With a promise to bring energy, enthusiasm, research, and my own stories as a living witness to this work and the beautifully rewarding benefits of improving,

Tres Jiménez
Facilitator, Coach, Public Speaker

Wednesday, October 2, 2019

Questions are tools that enable you to LISTEN

One of the best tools for listening can be a collection of great open-ended questions.

The guy on the right is a great listener (when he is not lost in jacksplaining)
Consider having a go-to question to use when you first meet someone that is a break from the typical, "how are you doing?" or "what do you do?" 
Designer colleague Patrick Robinson asked me, "how's your world?" and it was just enough to shift away from cliche.

Share your go-to in the comments!

Here is a sampling of questions to spark your creativity:
  • What brought you here?
  • What excites you right now?
  • When you're not working, how do you like to spend your time?
  • What are you reading currently?
  • What’s the first concert you attended?
  • Where do you most hope to visit?
  • Where did you grow up?
  • What's your favorite word or number (or animal) and why?
  • What was your first job?
  • What's one thing you're excited about that's coming up next year?
  • What was the worst job you've ever had?
  • What was your favorite subject in school?
  • What’s your little-known talent?
  • What’s the most important thing I should know about you?
Below the Surface:
  • If you could spend a day in someone else’s shoes, whose would they be? Why?
  • What's one thing your family taught you that completely changed your life?
  • What’s been on your mind lately?
  • What’s the first career you dreamed of having as a kid?
  • What's one of your favorite memories?
  • What's one thing about you that surprises people?
  • Who, or what, was your biggest teacher?
  • What was something you've done that made you feel extreme happiness?
  • What advice would you give your 18-year-old self?
  • If you could instantly become an expert in something, what would it be?
  • What does success mean to you?
  • What’s the best piece of advice you’ve ever been given?
  • Where is your happy place?
  • What energizes you and brings you excitement?
  • What qualities do you value in the people with whom you spend time?
  • For what would you be famous?
  • What does your dream day look like?
  • If you didn’t have to sleep, what would you do with the extra time?
  • What’s your guilty pleasure?
  • At what job would you be terrible?
  • If you had to choose only 3 adjectives to describe yourself, which would you choose?
Going Deep -
  • What is a dream you have that you’ve yet to achieve?
  • What's something you say you'll do, but never will?
  • Has anything ever happened to you that you could not, and cannot, explain?
  • What is one thing about you that people misunderstand?
  • For what are you most grateful today?
  • If you could have one 'do over' in your life, what would you do differently?
  • Of what are you most afraid?

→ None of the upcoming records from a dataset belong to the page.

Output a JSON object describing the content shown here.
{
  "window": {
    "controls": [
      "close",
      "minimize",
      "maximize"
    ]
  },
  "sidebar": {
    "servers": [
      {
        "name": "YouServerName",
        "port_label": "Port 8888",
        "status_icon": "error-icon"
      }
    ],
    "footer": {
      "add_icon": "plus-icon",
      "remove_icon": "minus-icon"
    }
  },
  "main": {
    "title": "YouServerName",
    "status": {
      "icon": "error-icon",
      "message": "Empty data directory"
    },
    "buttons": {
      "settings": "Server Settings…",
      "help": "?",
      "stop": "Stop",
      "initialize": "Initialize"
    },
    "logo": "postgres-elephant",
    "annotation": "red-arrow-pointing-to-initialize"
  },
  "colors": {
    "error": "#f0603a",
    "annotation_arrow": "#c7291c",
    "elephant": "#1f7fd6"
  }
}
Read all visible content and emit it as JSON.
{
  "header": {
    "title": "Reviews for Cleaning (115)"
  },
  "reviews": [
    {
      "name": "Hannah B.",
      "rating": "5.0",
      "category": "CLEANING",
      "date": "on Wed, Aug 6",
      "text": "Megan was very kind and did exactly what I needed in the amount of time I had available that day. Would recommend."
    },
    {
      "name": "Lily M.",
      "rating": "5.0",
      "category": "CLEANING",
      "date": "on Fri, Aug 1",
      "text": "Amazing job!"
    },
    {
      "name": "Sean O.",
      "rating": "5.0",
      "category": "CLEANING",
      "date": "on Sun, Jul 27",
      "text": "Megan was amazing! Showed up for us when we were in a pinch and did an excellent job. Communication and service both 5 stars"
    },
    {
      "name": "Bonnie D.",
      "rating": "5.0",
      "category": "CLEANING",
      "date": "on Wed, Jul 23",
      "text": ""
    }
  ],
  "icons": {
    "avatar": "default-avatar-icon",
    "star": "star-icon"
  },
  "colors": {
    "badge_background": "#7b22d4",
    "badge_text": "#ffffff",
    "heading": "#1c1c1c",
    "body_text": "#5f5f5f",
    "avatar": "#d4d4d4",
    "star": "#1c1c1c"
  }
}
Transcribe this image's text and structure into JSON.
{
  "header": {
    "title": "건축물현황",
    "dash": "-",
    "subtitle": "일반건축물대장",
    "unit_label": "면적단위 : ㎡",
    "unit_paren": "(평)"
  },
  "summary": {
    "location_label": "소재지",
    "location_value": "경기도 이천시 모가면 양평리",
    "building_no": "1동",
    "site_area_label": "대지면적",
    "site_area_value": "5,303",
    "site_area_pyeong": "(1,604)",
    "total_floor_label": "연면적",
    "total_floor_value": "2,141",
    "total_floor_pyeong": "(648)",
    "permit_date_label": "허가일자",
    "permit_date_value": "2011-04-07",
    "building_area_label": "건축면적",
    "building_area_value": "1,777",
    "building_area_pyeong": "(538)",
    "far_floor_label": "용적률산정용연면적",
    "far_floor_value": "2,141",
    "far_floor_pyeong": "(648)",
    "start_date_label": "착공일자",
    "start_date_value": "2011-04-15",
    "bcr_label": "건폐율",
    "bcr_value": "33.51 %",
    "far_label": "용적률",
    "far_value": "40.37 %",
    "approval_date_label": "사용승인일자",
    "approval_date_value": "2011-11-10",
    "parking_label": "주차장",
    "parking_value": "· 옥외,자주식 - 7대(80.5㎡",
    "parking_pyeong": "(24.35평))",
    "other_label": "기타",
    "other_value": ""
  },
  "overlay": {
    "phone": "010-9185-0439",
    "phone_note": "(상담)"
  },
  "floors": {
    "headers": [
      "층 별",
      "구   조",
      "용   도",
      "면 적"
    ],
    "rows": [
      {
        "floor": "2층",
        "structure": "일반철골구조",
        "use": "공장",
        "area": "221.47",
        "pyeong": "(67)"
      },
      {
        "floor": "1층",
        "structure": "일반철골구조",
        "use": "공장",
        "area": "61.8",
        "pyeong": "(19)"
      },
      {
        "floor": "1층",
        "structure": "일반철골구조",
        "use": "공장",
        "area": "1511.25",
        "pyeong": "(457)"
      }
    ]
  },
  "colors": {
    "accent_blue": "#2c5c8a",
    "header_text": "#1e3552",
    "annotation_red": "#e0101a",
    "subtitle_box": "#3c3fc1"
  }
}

Saturday, September 21, 2019

The most important thing you can do during a tough conversation?

Yep.  You guessed it,  it's LISTENING.
The power and benefit of listening during a tough conversation.  
What questions do you ask that keep you focused on listening (vs being right)? 
One I've been using is, "what was your experience?"  and "what else...?"
(to train myself more than anything) 

Friday, September 20, 2019

How are you "listening"?